Comforting Our Kids with His Sinlessness
So whenever you encounter sin in your children, or of other kids in your life, marvel that Jesus was sinless, even at that age. It’s incredible, isn’t it?
Don’t use this truth to shame or scold, but to comfort the children in your life. Whenever they face temptation (say, an insult from a friend or an unwelcome reminder to do a chore), remind them that “we do not have a high priest who is unable to sympathize with our weaknesses, but one who in every respect has been tempted as we are” (Heb. 4:15). Remind them that Jesus was a kid once. Whether it’s facing a provoking sibling, not getting their way, or obeying flawed earthly parents, Jesus understands. He promises grace to obey, and forgiveness when they don’t.
Whether it’s facing a provoking sibling, not getting their way, or obeying flawed earthly parents, Jesus understands.
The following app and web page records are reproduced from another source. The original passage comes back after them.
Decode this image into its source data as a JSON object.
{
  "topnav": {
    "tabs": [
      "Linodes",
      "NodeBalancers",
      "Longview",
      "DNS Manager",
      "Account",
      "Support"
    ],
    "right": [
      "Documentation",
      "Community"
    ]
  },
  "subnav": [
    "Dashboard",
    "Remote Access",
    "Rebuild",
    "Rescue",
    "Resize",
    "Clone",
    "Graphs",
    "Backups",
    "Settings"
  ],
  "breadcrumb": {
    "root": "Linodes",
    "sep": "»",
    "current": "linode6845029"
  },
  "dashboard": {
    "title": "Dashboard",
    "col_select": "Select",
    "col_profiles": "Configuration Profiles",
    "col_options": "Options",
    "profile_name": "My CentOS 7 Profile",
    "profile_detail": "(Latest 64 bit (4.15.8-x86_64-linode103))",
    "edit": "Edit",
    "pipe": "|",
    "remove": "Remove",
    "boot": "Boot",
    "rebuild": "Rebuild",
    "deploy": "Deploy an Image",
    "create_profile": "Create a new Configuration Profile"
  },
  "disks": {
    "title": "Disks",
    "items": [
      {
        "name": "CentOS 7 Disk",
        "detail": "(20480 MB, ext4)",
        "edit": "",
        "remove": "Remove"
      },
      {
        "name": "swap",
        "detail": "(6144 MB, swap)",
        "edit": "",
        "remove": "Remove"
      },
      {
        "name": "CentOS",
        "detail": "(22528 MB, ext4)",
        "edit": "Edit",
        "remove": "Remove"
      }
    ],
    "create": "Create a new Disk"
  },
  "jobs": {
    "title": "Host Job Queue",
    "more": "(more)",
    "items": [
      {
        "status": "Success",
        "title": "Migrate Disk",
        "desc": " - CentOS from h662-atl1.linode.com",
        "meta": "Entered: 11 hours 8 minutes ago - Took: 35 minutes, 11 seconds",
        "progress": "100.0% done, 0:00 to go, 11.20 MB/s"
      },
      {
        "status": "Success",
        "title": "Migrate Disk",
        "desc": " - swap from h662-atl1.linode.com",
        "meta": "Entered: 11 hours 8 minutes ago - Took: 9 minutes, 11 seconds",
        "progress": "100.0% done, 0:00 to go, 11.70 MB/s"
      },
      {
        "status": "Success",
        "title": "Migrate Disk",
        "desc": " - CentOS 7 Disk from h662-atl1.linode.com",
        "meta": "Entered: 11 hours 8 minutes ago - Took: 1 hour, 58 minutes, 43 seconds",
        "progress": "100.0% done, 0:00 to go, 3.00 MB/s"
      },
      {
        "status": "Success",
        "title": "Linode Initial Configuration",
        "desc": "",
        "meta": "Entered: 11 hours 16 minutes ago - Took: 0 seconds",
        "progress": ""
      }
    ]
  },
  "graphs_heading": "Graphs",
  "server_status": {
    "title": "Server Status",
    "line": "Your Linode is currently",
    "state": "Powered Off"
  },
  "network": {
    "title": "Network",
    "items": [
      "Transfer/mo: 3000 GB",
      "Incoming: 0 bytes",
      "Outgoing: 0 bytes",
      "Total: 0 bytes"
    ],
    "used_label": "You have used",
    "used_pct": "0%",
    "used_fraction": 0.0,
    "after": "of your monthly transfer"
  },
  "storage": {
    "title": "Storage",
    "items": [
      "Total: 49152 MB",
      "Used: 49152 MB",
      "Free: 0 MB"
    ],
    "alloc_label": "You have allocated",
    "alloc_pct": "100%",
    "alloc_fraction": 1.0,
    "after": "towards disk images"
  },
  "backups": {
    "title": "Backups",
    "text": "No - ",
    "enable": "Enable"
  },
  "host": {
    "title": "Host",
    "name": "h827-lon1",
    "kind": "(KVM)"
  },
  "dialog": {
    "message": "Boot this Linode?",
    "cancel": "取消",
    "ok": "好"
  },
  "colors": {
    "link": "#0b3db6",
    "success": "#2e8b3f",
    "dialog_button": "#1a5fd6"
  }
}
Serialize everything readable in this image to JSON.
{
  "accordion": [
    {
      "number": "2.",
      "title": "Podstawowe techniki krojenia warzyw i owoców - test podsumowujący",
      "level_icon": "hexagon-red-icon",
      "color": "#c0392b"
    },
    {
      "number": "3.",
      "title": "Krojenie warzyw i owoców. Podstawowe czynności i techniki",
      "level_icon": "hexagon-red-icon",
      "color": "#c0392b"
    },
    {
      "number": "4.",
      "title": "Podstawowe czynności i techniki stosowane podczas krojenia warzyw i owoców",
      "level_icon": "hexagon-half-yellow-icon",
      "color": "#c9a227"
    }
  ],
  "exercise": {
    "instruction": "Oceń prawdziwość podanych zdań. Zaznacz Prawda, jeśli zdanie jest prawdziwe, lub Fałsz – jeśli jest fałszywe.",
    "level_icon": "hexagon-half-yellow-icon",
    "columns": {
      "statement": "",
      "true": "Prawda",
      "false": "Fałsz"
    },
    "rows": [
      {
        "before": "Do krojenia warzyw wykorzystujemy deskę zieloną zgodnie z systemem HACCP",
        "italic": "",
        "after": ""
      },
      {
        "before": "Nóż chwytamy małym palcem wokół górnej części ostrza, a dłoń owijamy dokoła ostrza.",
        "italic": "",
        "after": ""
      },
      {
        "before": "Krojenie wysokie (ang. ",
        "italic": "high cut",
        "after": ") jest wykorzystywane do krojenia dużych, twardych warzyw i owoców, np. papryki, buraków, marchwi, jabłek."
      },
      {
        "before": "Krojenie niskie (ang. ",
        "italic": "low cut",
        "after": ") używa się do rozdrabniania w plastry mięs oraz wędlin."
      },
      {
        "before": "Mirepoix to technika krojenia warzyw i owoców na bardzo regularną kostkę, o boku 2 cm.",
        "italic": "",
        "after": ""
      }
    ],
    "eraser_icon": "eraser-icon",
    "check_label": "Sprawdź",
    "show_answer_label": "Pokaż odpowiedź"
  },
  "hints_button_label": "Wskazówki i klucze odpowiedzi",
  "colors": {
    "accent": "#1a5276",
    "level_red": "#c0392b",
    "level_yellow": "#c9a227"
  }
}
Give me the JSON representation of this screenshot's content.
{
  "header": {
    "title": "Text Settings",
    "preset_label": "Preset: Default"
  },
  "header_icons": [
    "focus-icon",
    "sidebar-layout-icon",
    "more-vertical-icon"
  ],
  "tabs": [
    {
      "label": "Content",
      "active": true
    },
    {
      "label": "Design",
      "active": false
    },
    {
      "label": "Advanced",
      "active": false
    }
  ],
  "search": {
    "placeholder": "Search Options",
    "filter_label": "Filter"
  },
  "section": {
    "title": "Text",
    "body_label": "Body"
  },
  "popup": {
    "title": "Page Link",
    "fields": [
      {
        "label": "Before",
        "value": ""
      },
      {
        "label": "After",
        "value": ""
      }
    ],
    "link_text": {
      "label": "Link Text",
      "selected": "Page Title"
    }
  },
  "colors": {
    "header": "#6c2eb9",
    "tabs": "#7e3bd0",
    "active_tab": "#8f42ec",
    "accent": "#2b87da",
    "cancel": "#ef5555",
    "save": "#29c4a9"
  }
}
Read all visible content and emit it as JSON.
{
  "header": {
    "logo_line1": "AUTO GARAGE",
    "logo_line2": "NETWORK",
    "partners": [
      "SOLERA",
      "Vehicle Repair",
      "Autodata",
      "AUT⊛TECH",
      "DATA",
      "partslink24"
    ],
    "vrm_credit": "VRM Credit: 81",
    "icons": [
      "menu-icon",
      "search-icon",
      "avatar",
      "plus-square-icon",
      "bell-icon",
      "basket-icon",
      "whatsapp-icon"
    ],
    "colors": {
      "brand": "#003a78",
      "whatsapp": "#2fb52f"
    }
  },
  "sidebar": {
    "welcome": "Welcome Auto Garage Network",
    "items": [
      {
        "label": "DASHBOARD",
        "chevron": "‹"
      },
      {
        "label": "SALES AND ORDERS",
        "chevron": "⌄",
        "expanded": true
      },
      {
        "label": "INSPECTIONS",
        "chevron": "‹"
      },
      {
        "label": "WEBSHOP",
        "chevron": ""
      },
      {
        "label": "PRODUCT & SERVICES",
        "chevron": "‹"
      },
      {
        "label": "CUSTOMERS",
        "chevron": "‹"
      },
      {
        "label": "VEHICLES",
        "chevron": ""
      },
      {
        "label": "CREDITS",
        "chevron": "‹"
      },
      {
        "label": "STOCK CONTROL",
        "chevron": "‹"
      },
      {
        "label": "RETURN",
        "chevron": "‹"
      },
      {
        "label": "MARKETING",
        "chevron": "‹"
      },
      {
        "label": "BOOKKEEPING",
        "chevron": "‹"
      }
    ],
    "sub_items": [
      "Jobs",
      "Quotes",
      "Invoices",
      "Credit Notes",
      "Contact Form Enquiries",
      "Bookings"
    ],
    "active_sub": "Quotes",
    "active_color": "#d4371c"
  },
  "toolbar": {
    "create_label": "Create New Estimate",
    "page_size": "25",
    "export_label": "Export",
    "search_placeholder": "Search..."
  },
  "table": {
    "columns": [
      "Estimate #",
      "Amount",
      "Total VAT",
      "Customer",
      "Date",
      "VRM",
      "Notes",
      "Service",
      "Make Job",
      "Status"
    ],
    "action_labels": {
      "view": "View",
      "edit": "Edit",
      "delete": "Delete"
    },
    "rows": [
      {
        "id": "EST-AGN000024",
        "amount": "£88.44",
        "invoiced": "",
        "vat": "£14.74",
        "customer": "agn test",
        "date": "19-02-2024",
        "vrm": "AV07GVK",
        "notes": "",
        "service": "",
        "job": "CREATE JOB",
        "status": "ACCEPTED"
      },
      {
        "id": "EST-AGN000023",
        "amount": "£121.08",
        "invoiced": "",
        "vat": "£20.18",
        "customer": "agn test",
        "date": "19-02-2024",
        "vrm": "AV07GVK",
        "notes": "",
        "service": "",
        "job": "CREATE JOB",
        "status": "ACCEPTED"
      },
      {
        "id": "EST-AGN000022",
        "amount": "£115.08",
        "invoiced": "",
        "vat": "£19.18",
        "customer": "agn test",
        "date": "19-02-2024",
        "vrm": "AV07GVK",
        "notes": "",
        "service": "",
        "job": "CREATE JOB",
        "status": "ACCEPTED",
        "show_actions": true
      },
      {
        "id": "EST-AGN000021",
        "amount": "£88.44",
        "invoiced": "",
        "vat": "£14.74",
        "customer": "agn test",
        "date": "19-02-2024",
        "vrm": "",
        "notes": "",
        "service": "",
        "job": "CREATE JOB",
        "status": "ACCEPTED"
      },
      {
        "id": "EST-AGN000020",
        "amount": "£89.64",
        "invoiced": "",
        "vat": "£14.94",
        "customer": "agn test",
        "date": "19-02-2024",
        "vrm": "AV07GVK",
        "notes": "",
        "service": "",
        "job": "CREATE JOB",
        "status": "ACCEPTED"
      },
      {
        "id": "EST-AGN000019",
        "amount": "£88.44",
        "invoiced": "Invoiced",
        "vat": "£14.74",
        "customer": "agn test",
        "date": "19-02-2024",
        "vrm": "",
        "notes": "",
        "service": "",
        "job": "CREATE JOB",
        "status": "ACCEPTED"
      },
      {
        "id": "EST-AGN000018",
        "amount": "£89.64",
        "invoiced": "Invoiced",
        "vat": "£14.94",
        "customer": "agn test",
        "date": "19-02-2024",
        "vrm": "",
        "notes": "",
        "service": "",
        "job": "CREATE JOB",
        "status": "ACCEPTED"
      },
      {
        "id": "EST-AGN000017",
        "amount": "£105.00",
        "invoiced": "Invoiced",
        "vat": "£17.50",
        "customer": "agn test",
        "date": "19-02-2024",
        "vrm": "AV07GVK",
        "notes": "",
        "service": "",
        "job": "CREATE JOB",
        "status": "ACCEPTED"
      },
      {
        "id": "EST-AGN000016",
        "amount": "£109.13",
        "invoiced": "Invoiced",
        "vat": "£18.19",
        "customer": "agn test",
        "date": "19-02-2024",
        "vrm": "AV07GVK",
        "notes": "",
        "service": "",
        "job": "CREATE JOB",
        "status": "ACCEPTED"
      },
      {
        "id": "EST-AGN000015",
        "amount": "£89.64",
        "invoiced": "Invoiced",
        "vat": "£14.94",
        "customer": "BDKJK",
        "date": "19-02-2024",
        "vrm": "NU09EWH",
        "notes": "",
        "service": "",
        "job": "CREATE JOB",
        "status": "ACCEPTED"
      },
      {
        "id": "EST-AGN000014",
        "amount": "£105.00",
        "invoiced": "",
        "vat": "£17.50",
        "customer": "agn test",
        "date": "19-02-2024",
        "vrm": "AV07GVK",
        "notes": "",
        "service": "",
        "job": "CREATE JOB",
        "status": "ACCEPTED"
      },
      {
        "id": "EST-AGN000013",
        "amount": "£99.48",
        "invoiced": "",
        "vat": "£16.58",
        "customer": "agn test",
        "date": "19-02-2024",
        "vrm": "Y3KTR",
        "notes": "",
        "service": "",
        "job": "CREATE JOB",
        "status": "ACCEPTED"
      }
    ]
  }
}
Here is comfort, really, for all of us. Jesus did what none of us can: live an immaculate life—from his first temptation to the last. And he gives that obedient life to us, clothing us in his perfection if we trust him. He promises that, by his Spirit in us, he will help us obey. And he promises to take us home to live with him, in his Father’s full house, as perfectly obedient children forever.